**RECORDS FOR PROCESSING:**
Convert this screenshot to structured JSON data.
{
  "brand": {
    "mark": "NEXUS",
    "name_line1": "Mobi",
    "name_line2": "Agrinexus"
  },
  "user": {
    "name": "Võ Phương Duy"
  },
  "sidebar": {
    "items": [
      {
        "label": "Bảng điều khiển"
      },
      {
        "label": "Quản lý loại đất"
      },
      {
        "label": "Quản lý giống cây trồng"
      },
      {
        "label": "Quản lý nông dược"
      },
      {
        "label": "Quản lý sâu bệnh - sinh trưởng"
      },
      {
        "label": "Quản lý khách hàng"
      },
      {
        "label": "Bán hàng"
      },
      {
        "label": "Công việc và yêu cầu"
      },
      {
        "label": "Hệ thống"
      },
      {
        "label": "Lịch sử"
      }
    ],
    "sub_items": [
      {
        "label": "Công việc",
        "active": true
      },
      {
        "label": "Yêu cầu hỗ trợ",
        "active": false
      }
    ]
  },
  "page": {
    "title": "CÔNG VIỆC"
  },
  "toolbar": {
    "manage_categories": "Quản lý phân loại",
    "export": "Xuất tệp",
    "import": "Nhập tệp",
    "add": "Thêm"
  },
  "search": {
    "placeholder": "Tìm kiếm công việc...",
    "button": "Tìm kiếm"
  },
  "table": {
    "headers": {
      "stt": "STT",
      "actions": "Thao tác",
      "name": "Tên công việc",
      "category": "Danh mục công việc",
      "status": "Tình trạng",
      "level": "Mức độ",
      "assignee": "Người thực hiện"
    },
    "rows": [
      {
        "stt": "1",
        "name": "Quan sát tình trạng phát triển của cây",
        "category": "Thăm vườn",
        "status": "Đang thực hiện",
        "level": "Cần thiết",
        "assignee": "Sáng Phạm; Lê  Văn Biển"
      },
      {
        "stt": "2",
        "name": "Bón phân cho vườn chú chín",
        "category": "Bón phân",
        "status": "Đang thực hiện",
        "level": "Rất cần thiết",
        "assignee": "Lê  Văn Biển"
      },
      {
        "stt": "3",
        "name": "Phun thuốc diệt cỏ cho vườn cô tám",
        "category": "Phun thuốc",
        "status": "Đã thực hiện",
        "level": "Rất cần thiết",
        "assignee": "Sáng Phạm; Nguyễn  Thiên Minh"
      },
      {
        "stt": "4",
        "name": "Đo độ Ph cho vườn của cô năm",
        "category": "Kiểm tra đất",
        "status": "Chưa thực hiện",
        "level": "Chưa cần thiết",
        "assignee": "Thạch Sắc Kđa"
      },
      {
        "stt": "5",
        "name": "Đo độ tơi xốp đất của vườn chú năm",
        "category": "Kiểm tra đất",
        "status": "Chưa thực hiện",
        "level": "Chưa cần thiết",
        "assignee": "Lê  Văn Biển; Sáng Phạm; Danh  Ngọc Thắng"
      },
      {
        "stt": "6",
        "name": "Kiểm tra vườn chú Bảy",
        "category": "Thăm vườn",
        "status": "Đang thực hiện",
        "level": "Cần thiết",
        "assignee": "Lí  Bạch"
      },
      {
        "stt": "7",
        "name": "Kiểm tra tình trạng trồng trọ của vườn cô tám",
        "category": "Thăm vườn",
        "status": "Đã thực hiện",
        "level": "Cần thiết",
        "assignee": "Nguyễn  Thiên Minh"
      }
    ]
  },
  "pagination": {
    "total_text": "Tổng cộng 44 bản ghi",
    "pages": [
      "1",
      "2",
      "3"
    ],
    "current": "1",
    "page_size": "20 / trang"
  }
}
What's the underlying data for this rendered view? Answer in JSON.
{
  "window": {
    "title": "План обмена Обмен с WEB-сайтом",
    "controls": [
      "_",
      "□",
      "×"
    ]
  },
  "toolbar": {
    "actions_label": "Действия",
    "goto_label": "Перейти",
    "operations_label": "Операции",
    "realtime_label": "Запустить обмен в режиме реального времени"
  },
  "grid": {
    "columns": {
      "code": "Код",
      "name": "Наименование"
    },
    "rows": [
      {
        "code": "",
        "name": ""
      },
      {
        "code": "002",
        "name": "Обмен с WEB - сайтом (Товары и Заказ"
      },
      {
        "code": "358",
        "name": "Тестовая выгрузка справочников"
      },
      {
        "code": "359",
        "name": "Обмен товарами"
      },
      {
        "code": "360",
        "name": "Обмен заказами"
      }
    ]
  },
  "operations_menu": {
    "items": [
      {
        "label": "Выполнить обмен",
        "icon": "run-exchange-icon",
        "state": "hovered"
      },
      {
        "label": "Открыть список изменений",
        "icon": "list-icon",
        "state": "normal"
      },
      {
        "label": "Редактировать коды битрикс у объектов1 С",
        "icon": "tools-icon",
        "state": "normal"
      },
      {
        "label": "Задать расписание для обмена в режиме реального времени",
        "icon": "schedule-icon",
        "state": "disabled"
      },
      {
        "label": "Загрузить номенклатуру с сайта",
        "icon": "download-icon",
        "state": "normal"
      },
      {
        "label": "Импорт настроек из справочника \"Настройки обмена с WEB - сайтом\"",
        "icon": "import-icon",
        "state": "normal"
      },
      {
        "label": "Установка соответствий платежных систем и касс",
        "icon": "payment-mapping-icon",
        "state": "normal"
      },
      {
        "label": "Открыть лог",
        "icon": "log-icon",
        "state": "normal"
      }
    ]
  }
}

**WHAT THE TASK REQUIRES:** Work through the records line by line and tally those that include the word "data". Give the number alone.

**SOLVED PROBLEM:** 2